MARYSVILLE — School district leaders might soon need to drop Marysville Pilchuck High School’s nickname, the Tomahawks, if the Tulalip Tribes decide it is an “inappropriate use” of tribal heritage.
A bill moving through the Legislature would prohibit public schools from using Native American names, symbols or images unless local tribes approve. Those mascots would be phased out after Jan. 1, 2022.
The bill passed 92-5 in a House vote last week and is now headed to the Senate for deliberation. Its purpose is to reclaim the regalia and other cultural items important to Native heritage that have been appropriated as mascots and team names.
For Marysville Pilchuck, this isn’t the first time the Tomahawks nickname has been up for debate. In the past, fans at Marysville Pilchuck sporting events have donned face paint and headdresses while performing a gesture known as the “Tomahawk Chop.”
Such displays of school pride have since been banned.
State Rep. Emily Wicks, D-Everett, a Marysville Pilchuck graduate who was a cheerleader, said she remembers the Tomahawk Chop being performed at events before it was banned in 2004.
“That was a hard learning period for all of us,” Wicks said, “but it was important for us to move forward and to begin to think about our actions, the words we used, the names, our mascots, and really do something that honors and respects our sovereign tribes and the indigenous communities on the land that we occupy.”
Wicks supports House Bill 1356 because she believes it is an important move toward a more inclusive learning environment.
Marysville Pilchuck is Snohomish County’s only high school that uses both a Native American symbol and nickname.
Totem Middle School, also part of the Marysville School District, has a Thunderbird mascot. The campus is home to a totem pole created by Kelly Moses, a Tulalip carver who attended the school in the 1970s. The pole was installed in 2006 when the school changed its name from Marysville Junior High School to Totem.
At Marysville Pilchuck, tomahawk and arrowhead symbols can be found on school signs, football helmets and more.

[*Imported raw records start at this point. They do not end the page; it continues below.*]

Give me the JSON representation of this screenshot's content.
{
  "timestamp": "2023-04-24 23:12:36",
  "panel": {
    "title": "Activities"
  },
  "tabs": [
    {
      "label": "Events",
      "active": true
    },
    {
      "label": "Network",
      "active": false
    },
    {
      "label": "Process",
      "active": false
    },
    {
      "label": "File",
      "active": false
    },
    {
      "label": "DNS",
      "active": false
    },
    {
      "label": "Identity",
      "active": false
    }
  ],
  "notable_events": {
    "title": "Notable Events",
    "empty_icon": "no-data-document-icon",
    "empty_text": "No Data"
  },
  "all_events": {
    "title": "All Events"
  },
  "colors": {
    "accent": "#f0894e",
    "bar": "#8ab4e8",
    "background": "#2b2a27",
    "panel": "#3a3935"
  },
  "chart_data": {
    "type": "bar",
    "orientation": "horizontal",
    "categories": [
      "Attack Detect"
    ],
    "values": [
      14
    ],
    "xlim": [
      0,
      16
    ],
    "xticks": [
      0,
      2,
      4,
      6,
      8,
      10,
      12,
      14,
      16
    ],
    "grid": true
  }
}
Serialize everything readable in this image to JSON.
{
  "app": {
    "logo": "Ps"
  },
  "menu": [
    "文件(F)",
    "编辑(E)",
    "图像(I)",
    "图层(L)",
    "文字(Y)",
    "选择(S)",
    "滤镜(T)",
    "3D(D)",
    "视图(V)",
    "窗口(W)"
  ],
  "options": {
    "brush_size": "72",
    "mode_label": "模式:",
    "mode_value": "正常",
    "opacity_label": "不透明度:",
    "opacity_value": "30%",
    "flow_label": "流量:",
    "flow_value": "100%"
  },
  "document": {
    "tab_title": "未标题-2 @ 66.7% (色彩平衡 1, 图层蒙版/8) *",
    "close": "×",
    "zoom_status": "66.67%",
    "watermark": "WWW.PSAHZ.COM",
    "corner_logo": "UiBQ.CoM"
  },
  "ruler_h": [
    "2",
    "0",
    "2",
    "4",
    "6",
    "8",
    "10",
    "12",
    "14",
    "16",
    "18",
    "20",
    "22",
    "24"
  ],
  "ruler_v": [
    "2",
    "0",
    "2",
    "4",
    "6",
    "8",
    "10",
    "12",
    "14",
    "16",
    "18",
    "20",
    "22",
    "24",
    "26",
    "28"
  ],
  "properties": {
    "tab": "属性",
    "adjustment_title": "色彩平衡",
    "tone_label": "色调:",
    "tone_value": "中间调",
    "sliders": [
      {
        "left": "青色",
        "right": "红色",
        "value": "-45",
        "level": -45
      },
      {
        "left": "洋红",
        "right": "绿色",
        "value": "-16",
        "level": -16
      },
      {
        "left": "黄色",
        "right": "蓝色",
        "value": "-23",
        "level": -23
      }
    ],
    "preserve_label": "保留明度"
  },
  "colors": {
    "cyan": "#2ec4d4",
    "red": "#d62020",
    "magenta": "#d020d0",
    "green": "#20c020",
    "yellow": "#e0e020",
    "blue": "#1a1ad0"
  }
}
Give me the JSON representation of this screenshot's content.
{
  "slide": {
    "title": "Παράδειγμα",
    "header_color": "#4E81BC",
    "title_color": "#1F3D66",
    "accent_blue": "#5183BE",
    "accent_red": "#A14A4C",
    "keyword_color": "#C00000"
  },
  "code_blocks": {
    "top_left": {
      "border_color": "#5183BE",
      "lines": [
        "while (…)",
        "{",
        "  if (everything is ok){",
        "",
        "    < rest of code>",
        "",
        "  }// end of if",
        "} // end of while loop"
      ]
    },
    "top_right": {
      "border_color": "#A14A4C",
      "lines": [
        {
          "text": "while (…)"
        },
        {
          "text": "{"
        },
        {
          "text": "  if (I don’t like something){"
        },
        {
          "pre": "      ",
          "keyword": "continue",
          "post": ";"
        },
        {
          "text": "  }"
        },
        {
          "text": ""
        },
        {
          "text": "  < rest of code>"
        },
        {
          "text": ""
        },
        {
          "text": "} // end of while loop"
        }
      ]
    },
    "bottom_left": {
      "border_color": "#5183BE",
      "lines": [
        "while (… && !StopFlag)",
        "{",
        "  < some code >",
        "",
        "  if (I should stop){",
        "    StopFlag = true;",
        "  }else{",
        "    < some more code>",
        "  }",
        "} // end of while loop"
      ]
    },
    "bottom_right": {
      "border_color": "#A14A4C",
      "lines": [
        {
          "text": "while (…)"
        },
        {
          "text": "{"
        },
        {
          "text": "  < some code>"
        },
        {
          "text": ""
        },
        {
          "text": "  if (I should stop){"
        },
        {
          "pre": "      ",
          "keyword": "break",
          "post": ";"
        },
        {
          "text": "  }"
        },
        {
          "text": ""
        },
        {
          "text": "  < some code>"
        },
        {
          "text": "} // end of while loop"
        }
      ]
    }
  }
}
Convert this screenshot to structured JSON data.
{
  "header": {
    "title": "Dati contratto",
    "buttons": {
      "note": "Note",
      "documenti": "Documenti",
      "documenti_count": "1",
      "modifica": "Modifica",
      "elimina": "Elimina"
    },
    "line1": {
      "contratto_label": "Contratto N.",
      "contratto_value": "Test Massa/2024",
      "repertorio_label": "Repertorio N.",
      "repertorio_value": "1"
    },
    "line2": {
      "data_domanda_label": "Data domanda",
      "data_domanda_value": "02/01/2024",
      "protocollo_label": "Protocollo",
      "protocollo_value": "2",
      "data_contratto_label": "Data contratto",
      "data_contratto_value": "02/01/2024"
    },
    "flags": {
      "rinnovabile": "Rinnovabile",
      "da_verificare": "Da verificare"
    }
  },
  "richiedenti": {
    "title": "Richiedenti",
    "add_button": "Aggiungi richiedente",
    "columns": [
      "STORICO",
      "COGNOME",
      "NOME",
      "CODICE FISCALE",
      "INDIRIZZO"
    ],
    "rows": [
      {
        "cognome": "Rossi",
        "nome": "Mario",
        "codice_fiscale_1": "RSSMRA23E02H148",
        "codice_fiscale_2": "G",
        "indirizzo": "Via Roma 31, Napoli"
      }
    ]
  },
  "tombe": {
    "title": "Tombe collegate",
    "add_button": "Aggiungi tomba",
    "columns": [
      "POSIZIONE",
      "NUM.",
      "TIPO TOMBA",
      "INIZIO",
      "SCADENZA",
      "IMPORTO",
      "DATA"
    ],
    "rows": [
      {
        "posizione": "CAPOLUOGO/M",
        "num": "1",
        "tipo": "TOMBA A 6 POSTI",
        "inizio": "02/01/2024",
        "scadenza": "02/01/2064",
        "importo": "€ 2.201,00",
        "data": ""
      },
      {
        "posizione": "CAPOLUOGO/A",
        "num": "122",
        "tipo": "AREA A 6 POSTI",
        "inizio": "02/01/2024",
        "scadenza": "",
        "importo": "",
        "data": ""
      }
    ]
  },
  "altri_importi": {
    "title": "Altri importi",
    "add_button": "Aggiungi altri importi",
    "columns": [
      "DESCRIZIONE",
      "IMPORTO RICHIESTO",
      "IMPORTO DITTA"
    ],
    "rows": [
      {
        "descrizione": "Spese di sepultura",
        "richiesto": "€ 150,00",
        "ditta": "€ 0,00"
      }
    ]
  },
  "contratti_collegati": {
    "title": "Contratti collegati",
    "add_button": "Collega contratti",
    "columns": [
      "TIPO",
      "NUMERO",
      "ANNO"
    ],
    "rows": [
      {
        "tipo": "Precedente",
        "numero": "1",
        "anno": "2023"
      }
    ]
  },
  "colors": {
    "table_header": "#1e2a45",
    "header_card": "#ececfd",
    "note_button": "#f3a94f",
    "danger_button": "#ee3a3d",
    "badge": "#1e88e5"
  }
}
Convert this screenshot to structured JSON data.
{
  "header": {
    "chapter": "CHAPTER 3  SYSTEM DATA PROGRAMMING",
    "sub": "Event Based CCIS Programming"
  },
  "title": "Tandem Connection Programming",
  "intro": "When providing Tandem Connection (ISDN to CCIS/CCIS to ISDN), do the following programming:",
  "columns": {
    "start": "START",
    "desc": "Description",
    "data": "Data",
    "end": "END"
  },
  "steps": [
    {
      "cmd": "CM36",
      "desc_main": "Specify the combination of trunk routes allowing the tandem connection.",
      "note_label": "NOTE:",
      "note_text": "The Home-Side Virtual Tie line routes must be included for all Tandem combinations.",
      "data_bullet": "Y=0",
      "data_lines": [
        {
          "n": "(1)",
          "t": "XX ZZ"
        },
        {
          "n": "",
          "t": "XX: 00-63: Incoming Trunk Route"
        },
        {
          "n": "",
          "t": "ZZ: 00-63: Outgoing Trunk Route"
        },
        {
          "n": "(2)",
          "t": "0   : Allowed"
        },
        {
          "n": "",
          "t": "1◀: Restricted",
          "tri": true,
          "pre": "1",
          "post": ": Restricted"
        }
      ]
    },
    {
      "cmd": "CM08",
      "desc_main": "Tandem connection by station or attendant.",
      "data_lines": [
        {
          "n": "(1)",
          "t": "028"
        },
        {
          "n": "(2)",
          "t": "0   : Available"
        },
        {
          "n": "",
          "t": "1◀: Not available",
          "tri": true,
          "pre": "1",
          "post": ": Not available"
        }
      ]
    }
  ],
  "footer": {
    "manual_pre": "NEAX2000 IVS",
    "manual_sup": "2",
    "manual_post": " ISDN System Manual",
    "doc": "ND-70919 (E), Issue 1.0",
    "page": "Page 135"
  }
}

The bill affords an exception to schools such as Marysville Pilchuck, where enrollment boundaries include tribal reservation or trust lands, if the schools in question consult with local tribes to get permission to use Native American imagery. So the future of the Tomahawks mascot would be in the hands of the Tulalip Tribes if the legislation is signed into law.
Asked if the local tribes would prefer to have the mascot changed, Tulalip Tribes Chairwoman Teri Gobin declined to comment.
However, Gobin did express the tribes’ support for the bill in a written statement to The Daily Herald.
“HB 1356 creates meaningful dialogue between tribes and districts and gives tribes the authority to decide whether the use of a Native themed mascot, or tribal imagery, is positive or negative for that tribe,” reads the statement. “Studies have shown that representation matters. When our people are misrepresented, it shapes the way we see ourselves and the way our non-native neighbors see us. Tribal nations aren’t stereotypes, we are living, breathing cultures. Tulalip is proud to support this bill and we support all legislation that creates meaningful consultation on issues that impact us.”
Jodi Runyon, a Marysville School District spokesperson, said the district will continue to have conversations with the Tulalip Tribes regarding HB 1356 and any other issues that affect Native American children and families.
At least one other local school has grappled with whether a Native American mascot is appropriate in recent years.
In 1997, Meadowdale High School in Lynnwood dropped the “Chiefs” nickname that represented the student body for 34 years. After months of debate, the school rebranded as the Mavericks in 1998.
That change came after the Washington State Board of Education adopted a 1993 resolution calling on school districts to discontinue the use of certain mascots that could be considered insensitive to Native Americans.
The state board reaffirmed its stance in a 2012 resolution, citing an American Psychological Association position linking the use of Native American mascots to negative student mental health and self-esteem.
In 2012, Marysville Pilchuck and the Tulalip Tribes discussed doing away with the Tomahawks name in response to that resolution, but decided against making the change.
If HB 1356 passes, it will be the first time the state has adopted a legal position on the issue of Native American mascots in public schools.
The bill’s main sponsor is Rep. Debra Lekanoff, D-Bow, who has been joined by co-sponsors including Reps. April Berg, D-Mill Creek; John Lovick, D-Mill Creek; and Lauren Davis, D-Shoreline.
“Often, the use of Native American names, symbols, or images is premised on the promotion of unity or school spirit,” Lekanoff wrote in a memo about the bill. “However, this use fails to respect the cultural heritage of Native Americans and is contrary to the goal of making schools safe and respectful learning environments.”
Lekanoff, who is the House’s only current Native American lawmaker, is an Alaskan Native of Tlingit and Aleut heritage.
Ellen Dennis: 425-339-3486; email@example.com; Twitter: @reporterellen.